Underrated Gem: The Last Samurai (2003)

Plot: Capt. Nathan Algren (Tom Cruise) is an American military officer hired by the Emperor of Japan to train the country’s first army in the art of modern warfare. As the government attempts to eradicate the ancient Samurai warrior class in preparation for more Westernized and trade-friendly policies, Algren finds himself unexpectedly affected by his encounters with the Samurai, which places him at the center of a struggle between two eras and two worlds.

This is one of Tom Cruises less talked about films and it’s arguably one of his very best; yes, the story may be rather generic (See Avatar, Dances with Wolves, etc) but the performances from the entire cast are fantastic.

It gives a great insight into one of the greatest race of warriors in history and Ken Watanabe has to be one of the most likable characters I’ve ever seen on screen. I love his search for the “perfect” blossom, endlessly looking for beauty in the world. He’s not some mindless killing machine but a man with a code of honour.

The Samurai way of life is coming to an end and it’s not until Cruise and Watanabe become friends that the Samurai can work out how to proceed against a world that no longer needs them.

Despite the film being rather predictable it is beautifully shot with amazing battle scenes that appear to be using real people rather than visual effects. There is never a substitute for scale and this has it in spades; the final battle scene is a bit of a classic; it’s visceral and brutal, not glamorizing the violence at all.

Hans Zimmer provides the score which although not one of his most memorable it still has some nice moments which only add to the film.

The performances are all excellent with Cruise on fine form but this movie belongs to Ken Watanabe and Hiroyuki Sanada who plays the noble Ujio.
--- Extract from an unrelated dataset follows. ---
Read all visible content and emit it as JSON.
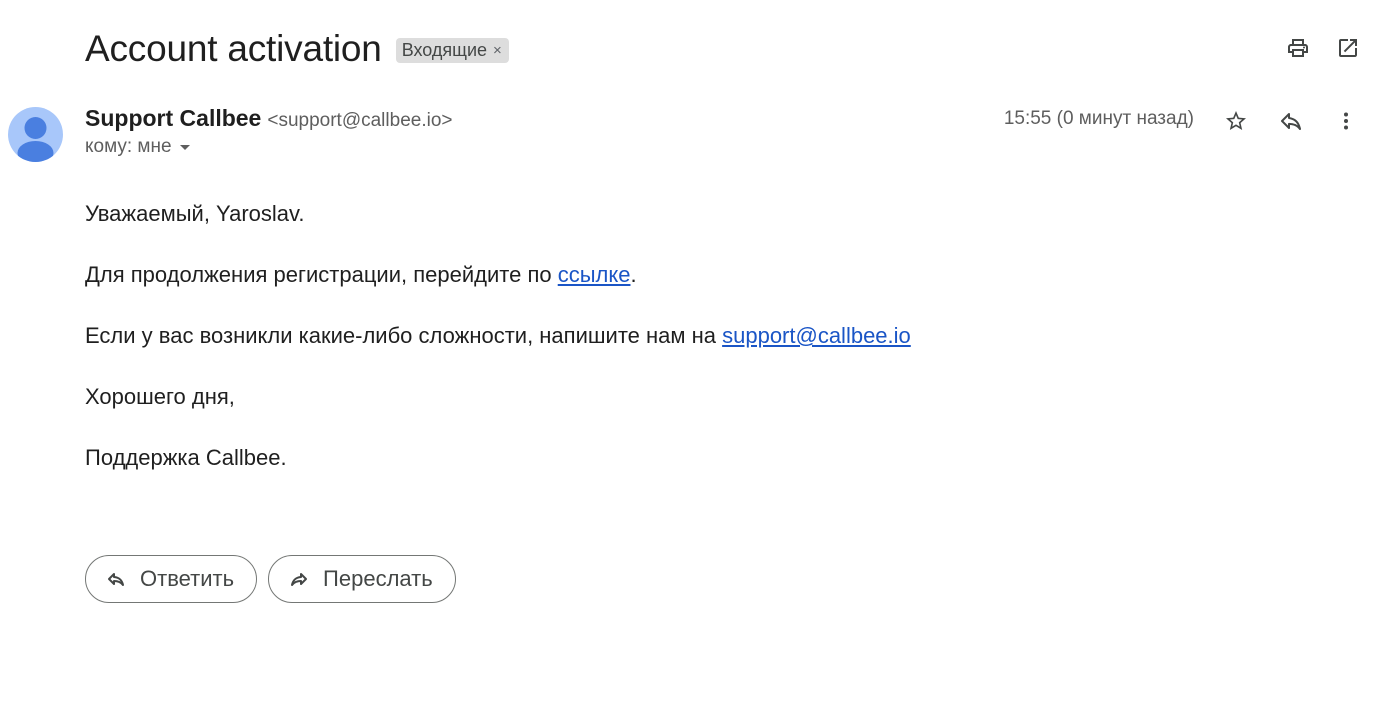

The supporting cast is also impressive including Timothy Spall, William Atherton and Billy Connolly.

Overall, The Last Samurai may be very predictable but the battle scenes, moving performances and genuine sense of scale make it worthwhile and one of Tom Cruise’s best films.